INFORMATION:
↓↓↓

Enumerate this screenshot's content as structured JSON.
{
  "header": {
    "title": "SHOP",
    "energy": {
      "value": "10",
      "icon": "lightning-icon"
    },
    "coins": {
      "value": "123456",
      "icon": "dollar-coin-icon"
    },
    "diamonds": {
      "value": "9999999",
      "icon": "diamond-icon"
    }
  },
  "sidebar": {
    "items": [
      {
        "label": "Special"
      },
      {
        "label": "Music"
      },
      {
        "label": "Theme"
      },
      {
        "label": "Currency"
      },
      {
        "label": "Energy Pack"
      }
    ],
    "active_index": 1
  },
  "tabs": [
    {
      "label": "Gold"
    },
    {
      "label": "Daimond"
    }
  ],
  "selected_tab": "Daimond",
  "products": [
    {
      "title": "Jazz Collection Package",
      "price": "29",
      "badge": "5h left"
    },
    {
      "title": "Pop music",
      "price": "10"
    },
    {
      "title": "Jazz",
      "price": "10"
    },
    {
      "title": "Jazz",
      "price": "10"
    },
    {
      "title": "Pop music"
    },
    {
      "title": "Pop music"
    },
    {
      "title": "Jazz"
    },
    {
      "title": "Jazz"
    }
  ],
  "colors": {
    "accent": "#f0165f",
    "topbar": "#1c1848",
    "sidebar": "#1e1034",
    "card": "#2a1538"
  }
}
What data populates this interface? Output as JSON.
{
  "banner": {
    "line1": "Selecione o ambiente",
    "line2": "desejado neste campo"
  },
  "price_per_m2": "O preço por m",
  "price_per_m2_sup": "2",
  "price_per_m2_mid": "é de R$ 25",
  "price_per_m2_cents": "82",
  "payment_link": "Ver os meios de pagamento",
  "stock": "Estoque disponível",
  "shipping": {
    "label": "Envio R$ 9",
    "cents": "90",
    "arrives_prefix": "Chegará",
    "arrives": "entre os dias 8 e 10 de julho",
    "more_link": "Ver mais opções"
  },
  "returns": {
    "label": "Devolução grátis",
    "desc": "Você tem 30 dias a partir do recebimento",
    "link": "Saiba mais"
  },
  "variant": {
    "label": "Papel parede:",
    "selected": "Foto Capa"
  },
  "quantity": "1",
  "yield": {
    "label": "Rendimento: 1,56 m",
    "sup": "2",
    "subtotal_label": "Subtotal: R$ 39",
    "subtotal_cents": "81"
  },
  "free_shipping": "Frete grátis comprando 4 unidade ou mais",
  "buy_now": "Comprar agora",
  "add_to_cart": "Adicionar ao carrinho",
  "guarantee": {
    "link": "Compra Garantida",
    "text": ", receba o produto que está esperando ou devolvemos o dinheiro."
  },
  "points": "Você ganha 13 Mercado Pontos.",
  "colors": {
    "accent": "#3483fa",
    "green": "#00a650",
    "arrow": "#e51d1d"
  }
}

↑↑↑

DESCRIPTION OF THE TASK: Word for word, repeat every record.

ANSWER BOX:
Enumerate this screenshot's content as structured JSON.
{
  "header": {
    "title": "SHOP",
    "energy": {
      "value": "10",
      "icon": "lightning-icon"
    },
    "coins": {
      "value": "123456",
      "icon": "dollar-coin-icon"
    },
    "diamonds": {
      "value": "9999999",
      "icon": "diamond-icon"
    }
  },
  "sidebar": {
    "items": [
      {
        "label": "Special"
      },
      {
        "label": "Music"
      },
      {
        "label": "Theme"
      },
      {
        "label": "Currency"
      },
      {
        "label": "Energy Pack"
      }
    ],
    "active_index": 1
  },
  "tabs": [
    {
      "label": "Gold"
    },
    {
      "label": "Daimond"
    }
  ],
  "selected_tab": "Daimond",
  "products": [
    {
      "title": "Jazz Collection Package",
      "price": "29",
      "badge": "5h left"
    },
    {
      "title": "Pop music",
      "price": "10"
    },
    {
      "title": "Jazz",
      "price": "10"
    },
    {
      "title": "Jazz",
      "price": "10"
    },
    {
      "title": "Pop music"
    },
    {
      "title": "Pop music"
    },
    {
      "title": "Jazz"
    },
    {
      "title": "Jazz"
    }
  ],
  "colors": {
    "accent": "#f0165f",
    "topbar": "#1c1848",
    "sidebar": "#1e1034",
    "card": "#2a1538"
  }
}
What data populates this interface? Output as JSON.
{
  "banner": {
    "line1": "Selecione o ambiente",
    "line2": "desejado neste campo"
  },
  "price_per_m2": "O preço por m",
  "price_per_m2_sup": "2",
  "price_per_m2_mid": "é de R$ 25",
  "price_per_m2_cents": "82",
  "payment_link": "Ver os meios de pagamento",
  "stock": "Estoque disponível",
  "shipping": {
    "label": "Envio R$ 9",
    "cents": "90",
    "arrives_prefix": "Chegará",
    "arrives": "entre os dias 8 e 10 de julho",
    "more_link": "Ver mais opções"
  },
  "returns": {
    "label": "Devolução grátis",
    "desc": "Você tem 30 dias a partir do recebimento",
    "link": "Saiba mais"
  },
  "variant": {
    "label": "Papel parede:",
    "selected": "Foto Capa"
  },
  "quantity": "1",
  "yield": {
    "label": "Rendimento: 1,56 m",
    "sup": "2",
    "subtotal_label": "Subtotal: R$ 39",
    "subtotal_cents": "81"
  },
  "free_shipping": "Frete grátis comprando 4 unidade ou mais",
  "buy_now": "Comprar agora",
  "add_to_cart": "Adicionar ao carrinho",
  "guarantee": {
    "link": "Compra Garantida",
    "text": ", receba o produto que está esperando ou devolvemos o dinheiro."
  },
  "points": "Você ganha 13 Mercado Pontos.",
  "colors": {
    "accent": "#3483fa",
    "green": "#00a650",
    "arrow": "#e51d1d"
  }
}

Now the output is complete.